ENTRIES SUPPLIED:
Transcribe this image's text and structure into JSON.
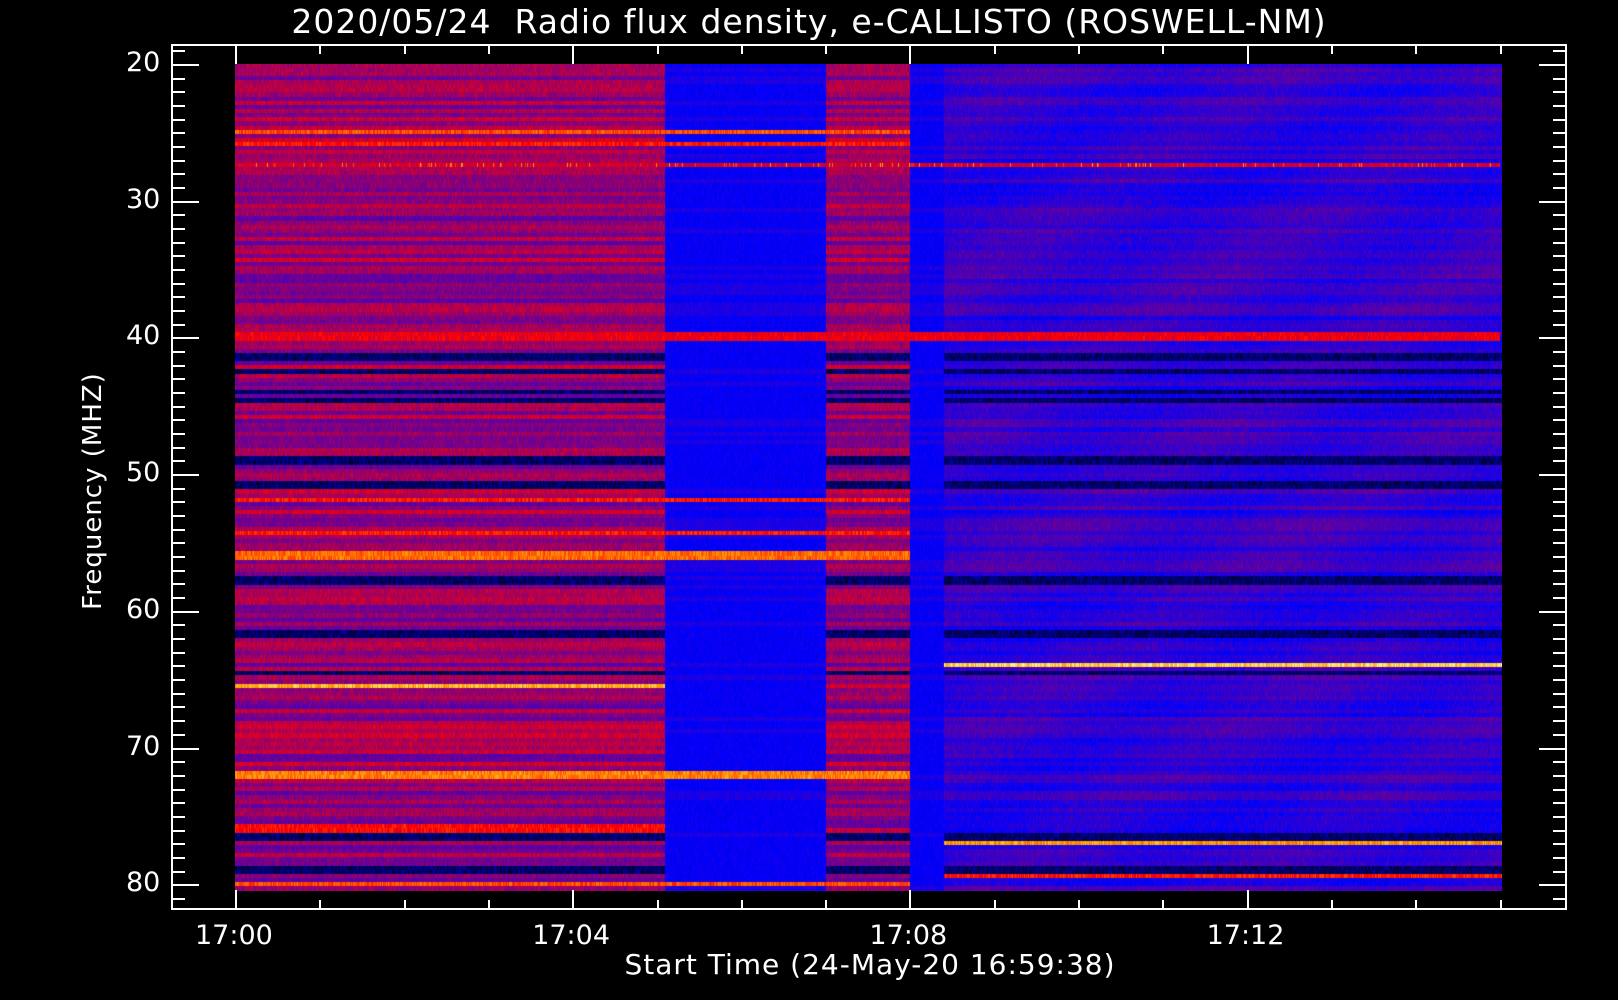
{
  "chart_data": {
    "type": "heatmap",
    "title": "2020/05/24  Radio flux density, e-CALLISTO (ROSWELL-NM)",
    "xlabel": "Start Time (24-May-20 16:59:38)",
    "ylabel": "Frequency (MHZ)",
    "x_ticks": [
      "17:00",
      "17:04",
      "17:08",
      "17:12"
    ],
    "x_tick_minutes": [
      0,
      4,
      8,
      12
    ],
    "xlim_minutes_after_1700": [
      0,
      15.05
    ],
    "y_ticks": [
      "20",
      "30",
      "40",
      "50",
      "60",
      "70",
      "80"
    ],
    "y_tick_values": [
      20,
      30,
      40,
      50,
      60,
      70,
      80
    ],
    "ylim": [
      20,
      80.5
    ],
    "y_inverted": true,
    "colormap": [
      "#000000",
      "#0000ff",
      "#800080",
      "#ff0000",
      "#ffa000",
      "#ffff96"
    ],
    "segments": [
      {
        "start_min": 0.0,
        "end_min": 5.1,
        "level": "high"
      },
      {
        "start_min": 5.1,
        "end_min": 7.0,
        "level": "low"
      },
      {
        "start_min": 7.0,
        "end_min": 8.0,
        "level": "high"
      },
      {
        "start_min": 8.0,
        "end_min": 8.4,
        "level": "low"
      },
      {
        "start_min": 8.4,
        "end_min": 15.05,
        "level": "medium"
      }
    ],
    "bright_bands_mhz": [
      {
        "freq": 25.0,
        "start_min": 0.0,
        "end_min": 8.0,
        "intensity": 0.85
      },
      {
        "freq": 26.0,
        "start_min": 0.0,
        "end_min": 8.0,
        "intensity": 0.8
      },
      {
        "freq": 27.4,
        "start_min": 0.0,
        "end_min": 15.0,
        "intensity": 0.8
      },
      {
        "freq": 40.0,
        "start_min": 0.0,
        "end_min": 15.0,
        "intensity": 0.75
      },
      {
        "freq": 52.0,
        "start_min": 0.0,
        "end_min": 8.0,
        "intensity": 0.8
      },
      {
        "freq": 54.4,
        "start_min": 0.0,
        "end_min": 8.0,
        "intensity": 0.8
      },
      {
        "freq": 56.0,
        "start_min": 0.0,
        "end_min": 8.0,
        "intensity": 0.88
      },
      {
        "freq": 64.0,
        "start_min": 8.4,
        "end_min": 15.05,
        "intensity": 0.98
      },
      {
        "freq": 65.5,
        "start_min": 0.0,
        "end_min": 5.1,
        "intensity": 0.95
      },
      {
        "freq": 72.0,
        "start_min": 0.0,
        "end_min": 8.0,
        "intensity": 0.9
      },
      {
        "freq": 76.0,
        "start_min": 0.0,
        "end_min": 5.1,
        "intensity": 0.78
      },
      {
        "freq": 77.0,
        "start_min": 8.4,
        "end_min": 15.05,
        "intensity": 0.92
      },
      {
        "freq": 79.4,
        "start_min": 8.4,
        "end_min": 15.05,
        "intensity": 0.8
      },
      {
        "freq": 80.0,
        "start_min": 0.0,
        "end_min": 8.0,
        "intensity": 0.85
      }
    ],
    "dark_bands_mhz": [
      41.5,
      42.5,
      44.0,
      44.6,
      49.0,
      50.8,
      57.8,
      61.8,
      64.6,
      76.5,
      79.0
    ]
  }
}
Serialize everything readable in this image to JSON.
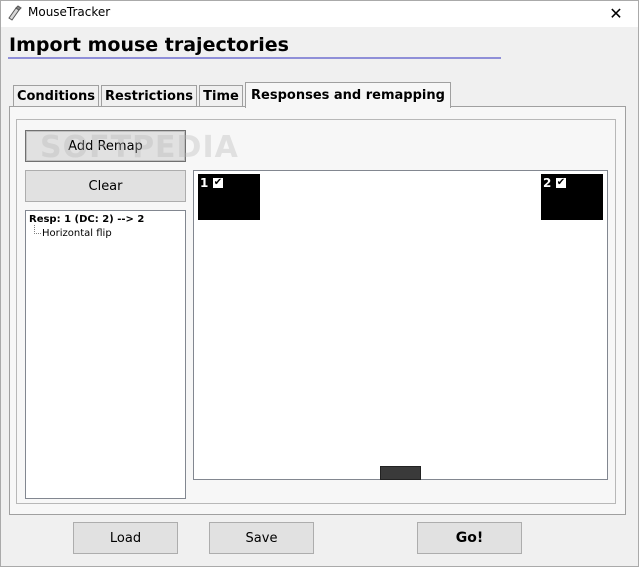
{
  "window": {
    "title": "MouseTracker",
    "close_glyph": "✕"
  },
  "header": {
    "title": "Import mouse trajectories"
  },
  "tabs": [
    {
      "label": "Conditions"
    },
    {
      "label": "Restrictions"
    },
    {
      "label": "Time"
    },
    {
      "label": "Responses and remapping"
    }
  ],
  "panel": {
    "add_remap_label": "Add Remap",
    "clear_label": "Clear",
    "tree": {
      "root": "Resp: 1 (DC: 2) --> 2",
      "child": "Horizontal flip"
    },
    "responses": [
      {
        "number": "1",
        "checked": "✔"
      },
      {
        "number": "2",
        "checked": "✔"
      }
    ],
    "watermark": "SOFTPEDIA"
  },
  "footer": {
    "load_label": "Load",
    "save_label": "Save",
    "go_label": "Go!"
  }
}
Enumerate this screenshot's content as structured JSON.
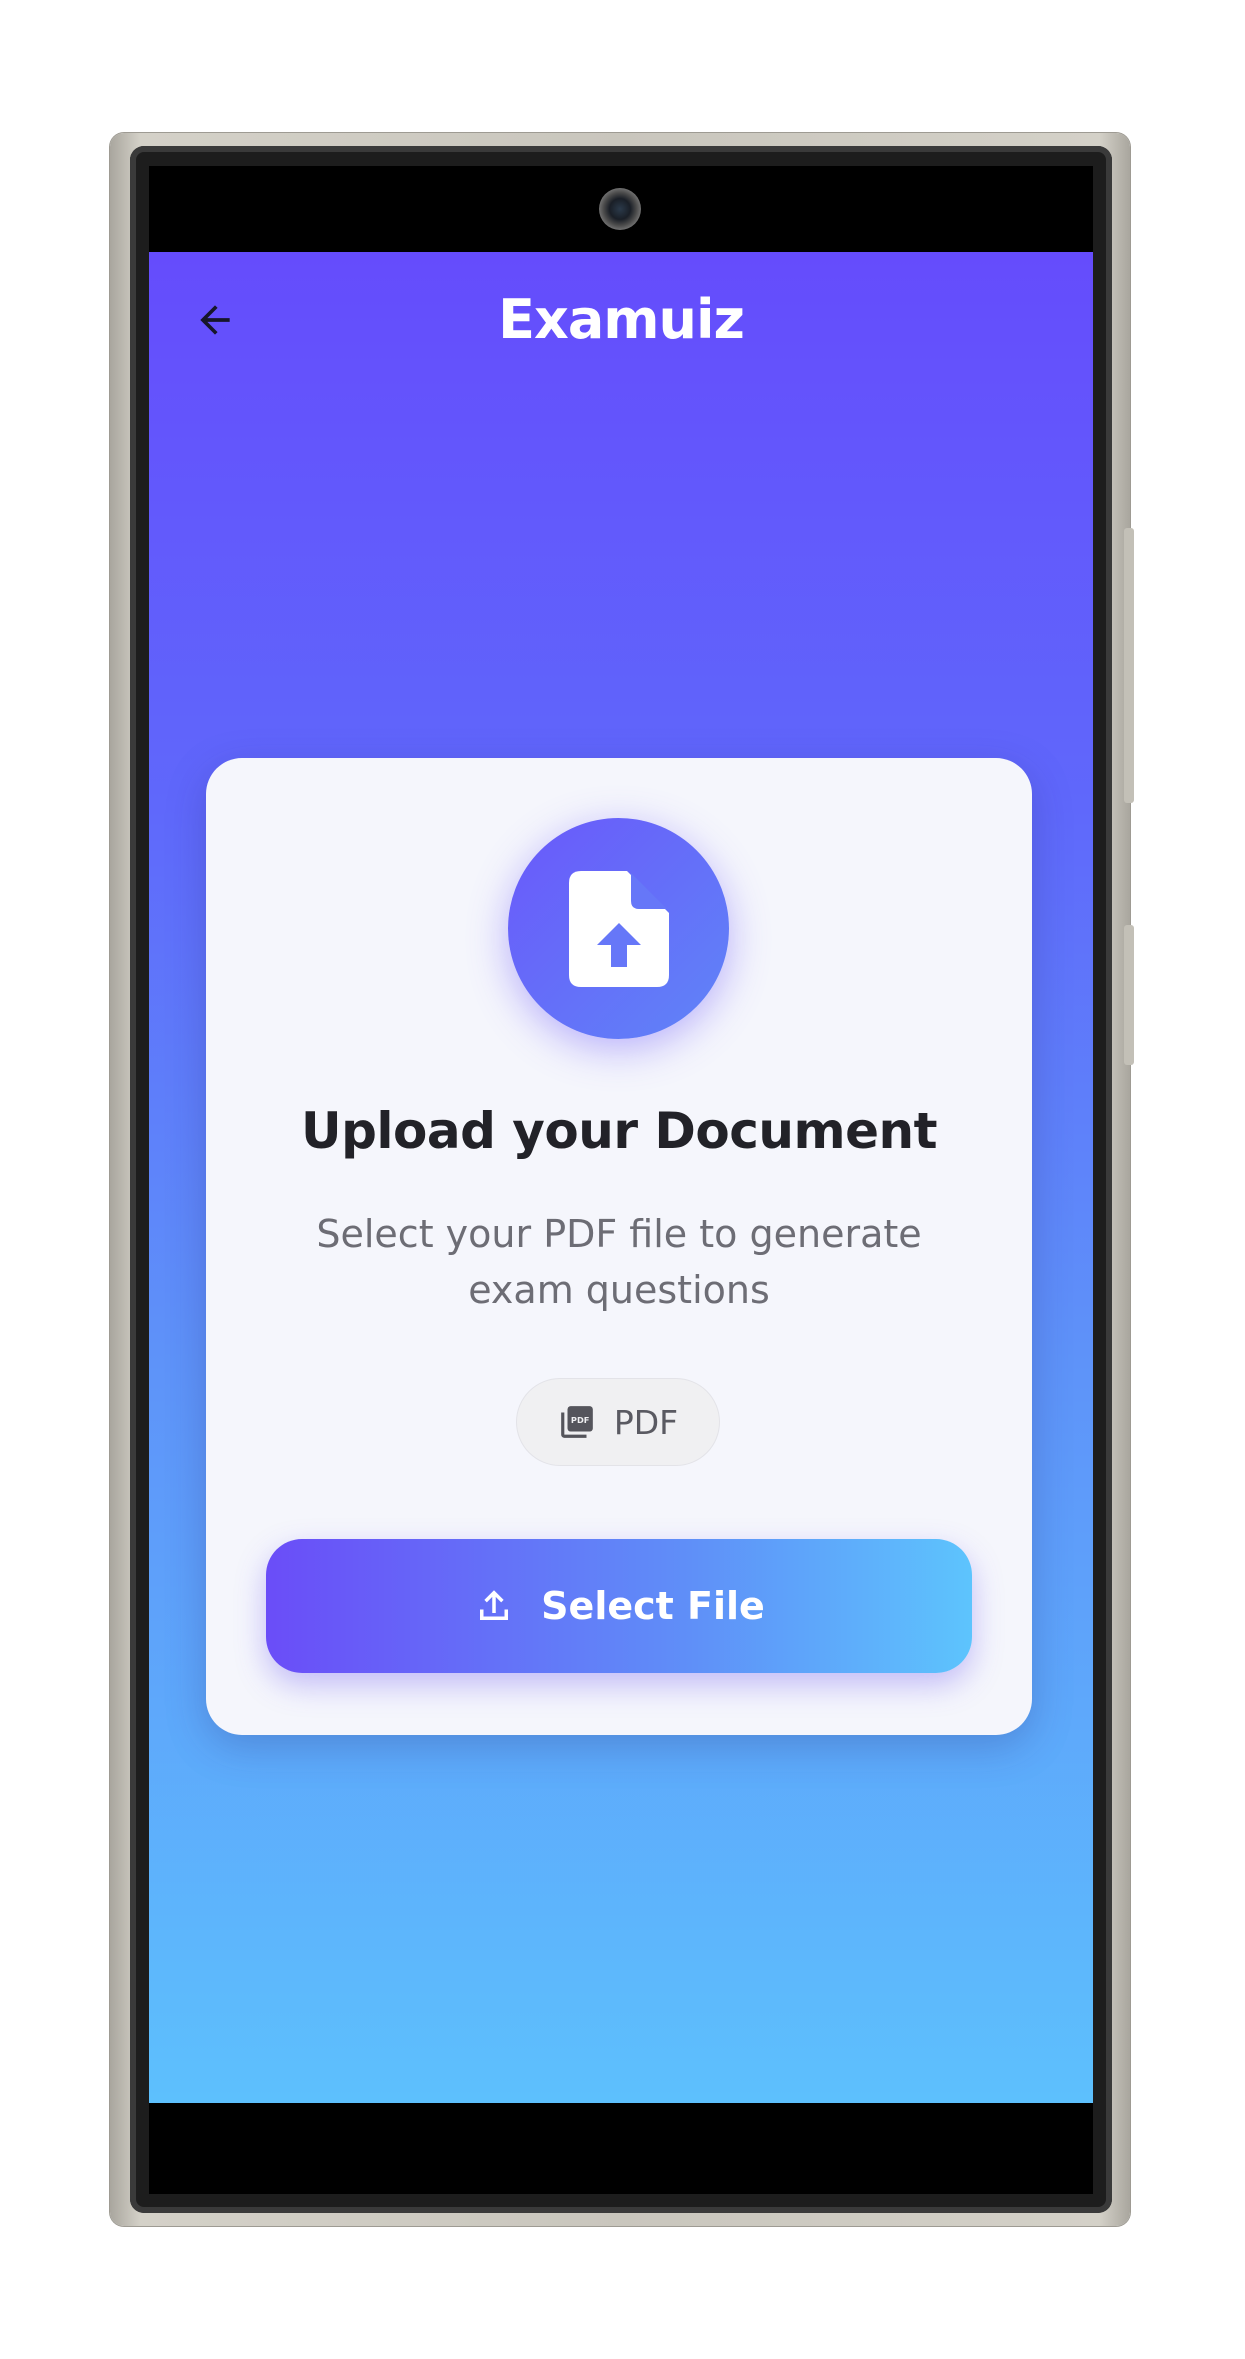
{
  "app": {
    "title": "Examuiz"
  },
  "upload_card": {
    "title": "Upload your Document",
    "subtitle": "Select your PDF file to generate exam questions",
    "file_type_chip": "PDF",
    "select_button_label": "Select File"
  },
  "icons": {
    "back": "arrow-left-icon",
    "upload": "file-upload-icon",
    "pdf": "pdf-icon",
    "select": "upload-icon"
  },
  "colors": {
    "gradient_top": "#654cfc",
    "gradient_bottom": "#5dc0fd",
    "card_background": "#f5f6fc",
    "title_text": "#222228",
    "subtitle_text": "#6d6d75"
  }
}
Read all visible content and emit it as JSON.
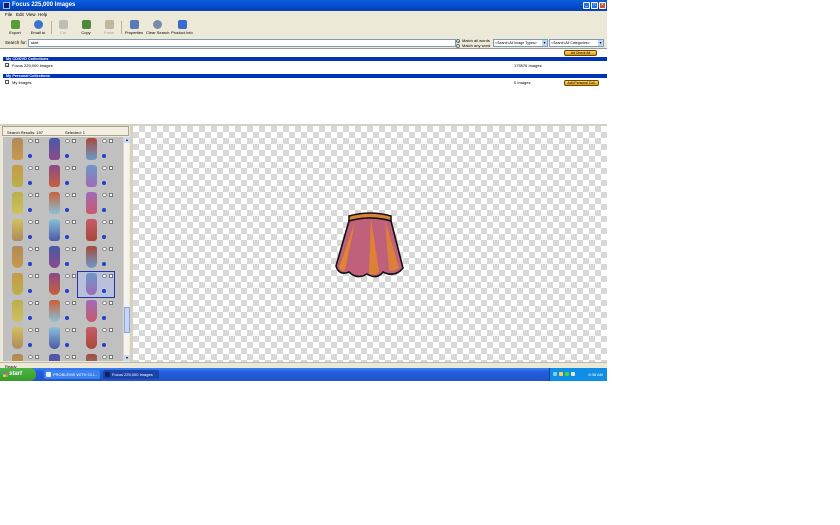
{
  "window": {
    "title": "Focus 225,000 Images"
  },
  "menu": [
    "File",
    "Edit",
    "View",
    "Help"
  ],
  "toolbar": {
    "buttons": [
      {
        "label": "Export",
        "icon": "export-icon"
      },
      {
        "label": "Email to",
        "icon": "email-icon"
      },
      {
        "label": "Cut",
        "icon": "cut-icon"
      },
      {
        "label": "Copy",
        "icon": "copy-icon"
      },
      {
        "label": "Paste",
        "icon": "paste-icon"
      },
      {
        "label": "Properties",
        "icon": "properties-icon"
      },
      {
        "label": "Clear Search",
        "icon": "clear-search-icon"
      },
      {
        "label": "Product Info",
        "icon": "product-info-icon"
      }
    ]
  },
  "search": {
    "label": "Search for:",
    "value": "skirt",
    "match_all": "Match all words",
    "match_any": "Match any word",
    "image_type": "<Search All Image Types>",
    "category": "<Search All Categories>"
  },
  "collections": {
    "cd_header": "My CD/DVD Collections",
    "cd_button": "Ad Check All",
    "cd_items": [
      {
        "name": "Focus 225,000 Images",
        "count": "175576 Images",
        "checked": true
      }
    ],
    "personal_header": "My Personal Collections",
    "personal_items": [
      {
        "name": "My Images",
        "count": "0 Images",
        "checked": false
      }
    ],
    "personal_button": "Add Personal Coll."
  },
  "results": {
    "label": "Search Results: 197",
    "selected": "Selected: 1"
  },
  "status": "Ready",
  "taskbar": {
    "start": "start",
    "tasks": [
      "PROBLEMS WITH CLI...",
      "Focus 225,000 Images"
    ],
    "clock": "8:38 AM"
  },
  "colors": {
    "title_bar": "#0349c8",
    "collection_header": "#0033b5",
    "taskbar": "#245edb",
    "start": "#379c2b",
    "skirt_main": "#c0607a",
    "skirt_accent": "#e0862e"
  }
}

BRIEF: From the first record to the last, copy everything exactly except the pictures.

THE ANSWER:
Transcribe this image's text and structure into JSON.
{
  "chart_data": {
    "type": "heatmap",
    "title": "2020/05/24  Radio flux density, e-CALLISTO (ROSWELL-NM)",
    "xlabel": "Start Time (24-May-20 16:59:38)",
    "ylabel": "Frequency (MHZ)",
    "x_ticks": [
      "17:00",
      "17:04",
      "17:08",
      "17:12"
    ],
    "x_tick_minutes": [
      0,
      4,
      8,
      12
    ],
    "xlim_minutes_after_1700": [
      0,
      15.05
    ],
    "y_ticks": [
      "20",
      "30",
      "40",
      "50",
      "60",
      "70",
      "80"
    ],
    "y_tick_values": [
      20,
      30,
      40,
      50,
      60,
      70,
      80
    ],
    "ylim": [
      20,
      80.5
    ],
    "y_inverted": true,
    "colormap": [
      "#000000",
      "#0000ff",
      "#800080",
      "#ff0000",
      "#ffa000",
      "#ffff96"
    ],
    "segments": [
      {
        "start_min": 0.0,
        "end_min": 5.1,
        "level": "high"
      },
      {
        "start_min": 5.1,
        "end_min": 7.0,
        "level": "low"
      },
      {
        "start_min": 7.0,
        "end_min": 8.0,
        "level": "high"
      },
      {
        "start_min": 8.0,
        "end_min": 8.4,
        "level": "low"
      },
      {
        "start_min": 8.4,
        "end_min": 15.05,
        "level": "medium"
      }
    ],
    "bright_bands_mhz": [
      {
        "freq": 25.0,
        "start_min": 0.0,
        "end_min": 8.0,
        "intensity": 0.85
      },
      {
        "freq": 26.0,
        "start_min": 0.0,
        "end_min": 8.0,
        "intensity": 0.8
      },
      {
        "freq": 27.4,
        "start_min": 0.0,
        "end_min": 15.0,
        "intensity": 0.8
      },
      {
        "freq": 40.0,
        "start_min": 0.0,
        "end_min": 15.0,
        "intensity": 0.75
      },
      {
        "freq": 52.0,
        "start_min": 0.0,
        "end_min": 8.0,
        "intensity": 0.8
      },
      {
        "freq": 54.4,
        "start_min": 0.0,
        "end_min": 8.0,
        "intensity": 0.8
      },
      {
        "freq": 56.0,
        "start_min": 0.0,
        "end_min": 8.0,
        "intensity": 0.88
      },
      {
        "freq": 64.0,
        "start_min": 8.4,
        "end_min": 15.05,
        "intensity": 0.98
      },
      {
        "freq": 65.5,
        "start_min": 0.0,
        "end_min": 5.1,
        "intensity": 0.95
      },
      {
        "freq": 72.0,
        "start_min": 0.0,
        "end_min": 8.0,
        "intensity": 0.9
      },
      {
        "freq": 76.0,
        "start_min": 0.0,
        "end_min": 5.1,
        "intensity": 0.78
      },
      {
        "freq": 77.0,
        "start_min": 8.4,
        "end_min": 15.05,
        "intensity": 0.92
      },
      {
        "freq": 79.4,
        "start_min": 8.4,
        "end_min": 15.05,
        "intensity": 0.8
      },
      {
        "freq": 80.0,
        "start_min": 0.0,
        "end_min": 8.0,
        "intensity": 0.85
      }
    ],
    "dark_bands_mhz": [
      41.5,
      42.5,
      44.0,
      44.6,
      49.0,
      50.8,
      57.8,
      61.8,
      64.6,
      76.5,
      79.0
    ]
  }
}
Serialize everything readable in this image to JSON.
{
  "window": {
    "title": "MouseTracker",
    "close_glyph": "✕"
  },
  "header": {
    "title": "Import mouse trajectories"
  },
  "tabs": [
    {
      "label": "Conditions"
    },
    {
      "label": "Restrictions"
    },
    {
      "label": "Time"
    },
    {
      "label": "Responses and remapping"
    }
  ],
  "panel": {
    "add_remap_label": "Add Remap",
    "clear_label": "Clear",
    "tree": {
      "root": "Resp: 1 (DC: 2) --> 2",
      "child": "Horizontal flip"
    },
    "responses": [
      {
        "number": "1",
        "checked": "✔"
      },
      {
        "number": "2",
        "checked": "✔"
      }
    ],
    "watermark": "SOFTPEDIA"
  },
  "footer": {
    "load_label": "Load",
    "save_label": "Save",
    "go_label": "Go!"
  }
}
Enumerate this screenshot's content as structured JSON.
{
  "app": {
    "title": "Examuiz"
  },
  "upload_card": {
    "title": "Upload your Document",
    "subtitle": "Select your PDF file to generate exam questions",
    "file_type_chip": "PDF",
    "select_button_label": "Select File"
  },
  "icons": {
    "back": "arrow-left-icon",
    "upload": "file-upload-icon",
    "pdf": "pdf-icon",
    "select": "upload-icon"
  },
  "colors": {
    "gradient_top": "#654cfc",
    "gradient_bottom": "#5dc0fd",
    "card_background": "#f5f6fc",
    "title_text": "#222228",
    "subtitle_text": "#6d6d75"
  }
}
Read all visible content and emit it as JSON.
{
  "window": {
    "title": "Focus 225,000 Images"
  },
  "menu": [
    "File",
    "Edit",
    "View",
    "Help"
  ],
  "toolbar": {
    "buttons": [
      {
        "label": "Export",
        "icon": "export-icon"
      },
      {
        "label": "Email to",
        "icon": "email-icon"
      },
      {
        "label": "Cut",
        "icon": "cut-icon"
      },
      {
        "label": "Copy",
        "icon": "copy-icon"
      },
      {
        "label": "Paste",
        "icon": "paste-icon"
      },
      {
        "label": "Properties",
        "icon": "properties-icon"
      },
      {
        "label": "Clear Search",
        "icon": "clear-search-icon"
      },
      {
        "label": "Product Info",
        "icon": "product-info-icon"
      }
    ]
  },
  "search": {
    "label": "Search for:",
    "value": "skirt",
    "match_all": "Match all words",
    "match_any": "Match any word",
    "image_type": "<Search All Image Types>",
    "category": "<Search All Categories>"
  },
  "collections": {
    "cd_header": "My CD/DVD Collections",
    "cd_button": "Ad Check All",
    "cd_items": [
      {
        "name": "Focus 225,000 Images",
        "count": "175576 Images",
        "checked": true
      }
    ],
    "personal_header": "My Personal Collections",
    "personal_items": [
      {
        "name": "My Images",
        "count": "0 Images",
        "checked": false
      }
    ],
    "personal_button": "Add Personal Coll."
  },
  "results": {
    "label": "Search Results: 197",
    "selected": "Selected: 1"
  },
  "status": "Ready",
  "taskbar": {
    "start": "start",
    "tasks": [
      "PROBLEMS WITH CLI...",
      "Focus 225,000 Images"
    ],
    "clock": "8:38 AM"
  },
  "colors": {
    "title_bar": "#0349c8",
    "collection_header": "#0033b5",
    "taskbar": "#245edb",
    "start": "#379c2b",
    "skirt_main": "#c0607a",
    "skirt_accent": "#e0862e"
  }
}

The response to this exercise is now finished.